I would like to consider the continuous case of a stochastic process which will be denoted as $X(t)$. The process is stationary with constant variance $\sigma^2$ and correlation function $\rho(X(t),X(h)$. Similar to above I would like to calculate the variance of the linear combination of the random variables $X(t)$. I think that the linear combination over some domain $t \in [0,L]$ can be expressed as

$$I = \int_0^L X(t) dt$$

I would like to know the variance of $I$:

$$\operatorname{Var}(I)=?$$

I speculate that if the process $Z(X_i)$ is completely correlated i.e. $\rho(X(t),X(h)) = 1$ then the variance of $I$ is minimised maximised and is given by: $$\operatorname{Var}(I)=L^2\sigma^2$$

If the variables are uncorrelated i.e. $\rho(X(t),X(h))=0$ then I suspect that the variance of $I$ is maximised minimised. It may be infinite zero?

I find the continuous case (i.e. infinite random variables over some domain [0,L]) difficult to understand. Could anyone provide me an expression for the variance of $I$?

$\endgroup$
5
$\begingroup$

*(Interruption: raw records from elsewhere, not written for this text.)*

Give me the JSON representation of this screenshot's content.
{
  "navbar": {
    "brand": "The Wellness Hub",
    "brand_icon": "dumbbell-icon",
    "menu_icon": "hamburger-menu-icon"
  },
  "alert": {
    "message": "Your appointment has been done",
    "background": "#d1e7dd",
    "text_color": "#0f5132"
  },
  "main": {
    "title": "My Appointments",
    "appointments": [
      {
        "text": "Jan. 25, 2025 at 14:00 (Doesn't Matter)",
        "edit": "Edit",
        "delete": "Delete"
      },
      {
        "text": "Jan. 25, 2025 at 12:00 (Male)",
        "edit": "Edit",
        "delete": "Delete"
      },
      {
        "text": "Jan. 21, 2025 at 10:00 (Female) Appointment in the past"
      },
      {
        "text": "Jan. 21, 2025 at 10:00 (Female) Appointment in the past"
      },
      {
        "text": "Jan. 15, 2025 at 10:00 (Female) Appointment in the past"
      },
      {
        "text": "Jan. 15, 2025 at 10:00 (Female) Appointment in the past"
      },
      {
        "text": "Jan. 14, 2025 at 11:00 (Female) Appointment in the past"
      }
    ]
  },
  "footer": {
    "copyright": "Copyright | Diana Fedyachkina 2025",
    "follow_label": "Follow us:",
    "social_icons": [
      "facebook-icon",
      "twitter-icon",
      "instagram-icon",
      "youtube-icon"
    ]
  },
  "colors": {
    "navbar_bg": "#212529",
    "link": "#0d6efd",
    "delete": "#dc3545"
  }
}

Interchanging the order of integration and expectation you get $$E(I)=E\int_0^L X(t) dt = \int_0^L EX(t) dt = \int_0^L \mu dt = L\mu $$ and similarly, the second moment of $I$ becomes \begin{align} E(I^2)&=E\left(\int_0^LX(t)dt\int_0^LX(u)du\right) \\ &= E \int_0^L \int_0^L X(t)X(u)du dt \\ &= \int_0^L \int_0^L E[X(t)X(u)]du dt \\ &= \int_0^L \int_0^L [\operatorname{Cov}(X(t),X(u))+EX(t)EX(u)] du dt \\ &= \sigma^2 \int_0^L \int_0^L \rho(t-u)dudt + L^2 \mu^2. \end{align} If the correlation function $\rho(h)$ is for example exponential the double intergral can be easily solved and the variance of $I$ is then $\operatorname{Var}I =E(I^2)-(EI)^2$.

$\endgroup$
  • $\begingroup$ Excellent. This makes sense to me. I will try to verify this with simulation. $\endgroup$ – 7Jack Aug 1 '16 at 13:43
  • 2
    $\begingroup$ This assumes that the process is wide-sense stationary or weakly stationary. Also, for this special case, the double integral simplifies to a single integral $$\int_{-L}^{L} \rho(s)(L-|s|)\,\mathrm ds$$ which is easier to work with. $\endgroup$ – Dilip Sarwate Aug 2 '16 at 17:52
  • 1
    $\begingroup$ Good comment. Integration using Wolfram Mathematica gives the same result using both expressions for $$\rho(s) = \exp\left(-\pi\left(\frac{s}{\theta}\right)^2\right)$$ Is it correct that your expression works for all isotropic correlation functions i.e. $s = |t - u|$? Could you explain how you got to your expression? My understanding of double integrals is poor. $\endgroup$ – 7Jack Aug 8 '16 at 14:33

Your Answer

By clicking “Post Your Answer”, you agree to our terms of service, privacy policy and cookie policy

Not the answer you're looking for? Browse other questions tagged or ask your own question.